_GOAL OF THE EXERCISE_. In full and without deviation, write out the entries that follow.

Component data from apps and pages
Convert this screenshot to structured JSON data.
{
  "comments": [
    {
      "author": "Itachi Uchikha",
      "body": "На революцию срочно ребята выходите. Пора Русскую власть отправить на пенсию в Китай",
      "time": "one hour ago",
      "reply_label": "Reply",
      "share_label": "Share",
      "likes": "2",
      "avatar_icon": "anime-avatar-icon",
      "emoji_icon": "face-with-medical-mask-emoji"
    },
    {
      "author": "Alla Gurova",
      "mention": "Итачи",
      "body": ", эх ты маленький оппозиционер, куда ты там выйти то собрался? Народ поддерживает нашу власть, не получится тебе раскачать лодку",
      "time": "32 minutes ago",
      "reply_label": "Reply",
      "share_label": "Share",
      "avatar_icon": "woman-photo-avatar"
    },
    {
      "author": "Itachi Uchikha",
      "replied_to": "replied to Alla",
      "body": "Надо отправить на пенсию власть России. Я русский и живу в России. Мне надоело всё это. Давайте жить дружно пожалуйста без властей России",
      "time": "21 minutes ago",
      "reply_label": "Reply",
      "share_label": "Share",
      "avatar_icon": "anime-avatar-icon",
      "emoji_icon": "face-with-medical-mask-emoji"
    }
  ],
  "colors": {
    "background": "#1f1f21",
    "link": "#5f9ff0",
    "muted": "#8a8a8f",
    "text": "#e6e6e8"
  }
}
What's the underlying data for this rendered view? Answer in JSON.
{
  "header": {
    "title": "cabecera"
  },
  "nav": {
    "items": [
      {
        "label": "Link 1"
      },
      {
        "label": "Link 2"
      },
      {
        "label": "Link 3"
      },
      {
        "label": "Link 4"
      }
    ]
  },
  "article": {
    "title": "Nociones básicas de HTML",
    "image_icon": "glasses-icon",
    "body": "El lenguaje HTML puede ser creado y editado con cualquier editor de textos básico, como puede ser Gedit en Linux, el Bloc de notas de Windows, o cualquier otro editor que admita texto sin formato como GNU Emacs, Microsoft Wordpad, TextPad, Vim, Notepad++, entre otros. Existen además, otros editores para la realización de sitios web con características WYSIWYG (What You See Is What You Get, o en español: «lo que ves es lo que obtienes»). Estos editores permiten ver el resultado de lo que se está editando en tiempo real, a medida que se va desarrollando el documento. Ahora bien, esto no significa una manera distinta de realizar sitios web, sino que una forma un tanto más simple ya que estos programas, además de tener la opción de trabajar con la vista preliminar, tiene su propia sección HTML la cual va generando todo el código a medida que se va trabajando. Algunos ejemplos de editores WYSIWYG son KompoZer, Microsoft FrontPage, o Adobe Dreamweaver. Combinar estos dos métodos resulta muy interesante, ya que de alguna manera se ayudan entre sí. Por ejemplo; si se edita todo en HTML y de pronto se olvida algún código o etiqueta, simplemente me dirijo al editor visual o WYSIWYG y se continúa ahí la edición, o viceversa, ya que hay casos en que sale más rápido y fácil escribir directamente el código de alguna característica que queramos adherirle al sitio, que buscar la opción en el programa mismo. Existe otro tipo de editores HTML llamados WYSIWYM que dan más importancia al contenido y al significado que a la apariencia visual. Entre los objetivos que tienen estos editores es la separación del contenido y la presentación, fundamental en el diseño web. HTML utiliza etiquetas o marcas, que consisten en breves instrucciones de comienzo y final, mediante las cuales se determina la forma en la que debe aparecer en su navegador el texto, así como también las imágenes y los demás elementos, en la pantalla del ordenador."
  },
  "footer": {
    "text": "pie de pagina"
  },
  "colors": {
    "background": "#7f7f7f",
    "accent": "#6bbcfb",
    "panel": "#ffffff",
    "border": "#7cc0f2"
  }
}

_SOLUTION TO THE PROBLEM_.
Convert this screenshot to structured JSON data.
{
  "comments": [
    {
      "author": "Itachi Uchikha",
      "body": "На революцию срочно ребята выходите. Пора Русскую власть отправить на пенсию в Китай",
      "time": "one hour ago",
      "reply_label": "Reply",
      "share_label": "Share",
      "likes": "2",
      "avatar_icon": "anime-avatar-icon",
      "emoji_icon": "face-with-medical-mask-emoji"
    },
    {
      "author": "Alla Gurova",
      "mention": "Итачи",
      "body": ", эх ты маленький оппозиционер, куда ты там выйти то собрался? Народ поддерживает нашу власть, не получится тебе раскачать лодку",
      "time": "32 minutes ago",
      "reply_label": "Reply",
      "share_label": "Share",
      "avatar_icon": "woman-photo-avatar"
    },
    {
      "author": "Itachi Uchikha",
      "replied_to": "replied to Alla",
      "body": "Надо отправить на пенсию власть России. Я русский и живу в России. Мне надоело всё это. Давайте жить дружно пожалуйста без властей России",
      "time": "21 minutes ago",
      "reply_label": "Reply",
      "share_label": "Share",
      "avatar_icon": "anime-avatar-icon",
      "emoji_icon": "face-with-medical-mask-emoji"
    }
  ],
  "colors": {
    "background": "#1f1f21",
    "link": "#5f9ff0",
    "muted": "#8a8a8f",
    "text": "#e6e6e8"
  }
}
What's the underlying data for this rendered view? Answer in JSON.
{
  "header": {
    "title": "cabecera"
  },
  "nav": {
    "items": [
      {
        "label": "Link 1"
      },
      {
        "label": "Link 2"
      },
      {
        "label": "Link 3"
      },
      {
        "label": "Link 4"
      }
    ]
  },
  "article": {
    "title": "Nociones básicas de HTML",
    "image_icon": "glasses-icon",
    "body": "El lenguaje HTML puede ser creado y editado con cualquier editor de textos básico, como puede ser Gedit en Linux, el Bloc de notas de Windows, o cualquier otro editor que admita texto sin formato como GNU Emacs, Microsoft Wordpad, TextPad, Vim, Notepad++, entre otros. Existen además, otros editores para la realización de sitios web con características WYSIWYG (What You See Is What You Get, o en español: «lo que ves es lo que obtienes»). Estos editores permiten ver el resultado de lo que se está editando en tiempo real, a medida que se va desarrollando el documento. Ahora bien, esto no significa una manera distinta de realizar sitios web, sino que una forma un tanto más simple ya que estos programas, además de tener la opción de trabajar con la vista preliminar, tiene su propia sección HTML la cual va generando todo el código a medida que se va trabajando. Algunos ejemplos de editores WYSIWYG son KompoZer, Microsoft FrontPage, o Adobe Dreamweaver. Combinar estos dos métodos resulta muy interesante, ya que de alguna manera se ayudan entre sí. Por ejemplo; si se edita todo en HTML y de pronto se olvida algún código o etiqueta, simplemente me dirijo al editor visual o WYSIWYG y se continúa ahí la edición, o viceversa, ya que hay casos en que sale más rápido y fácil escribir directamente el código de alguna característica que queramos adherirle al sitio, que buscar la opción en el programa mismo. Existe otro tipo de editores HTML llamados WYSIWYM que dan más importancia al contenido y al significado que a la apariencia visual. Entre los objetivos que tienen estos editores es la separación del contenido y la presentación, fundamental en el diseño web. HTML utiliza etiquetas o marcas, que consisten en breves instrucciones de comienzo y final, mediante las cuales se determina la forma en la que debe aparecer en su navegador el texto, así como también las imágenes y los demás elementos, en la pantalla del ordenador."
  },
  "footer": {
    "text": "pie de pagina"
  },
  "colors": {
    "background": "#7f7f7f",
    "accent": "#6bbcfb",
    "panel": "#ffffff",
    "border": "#7cc0f2"
  }
}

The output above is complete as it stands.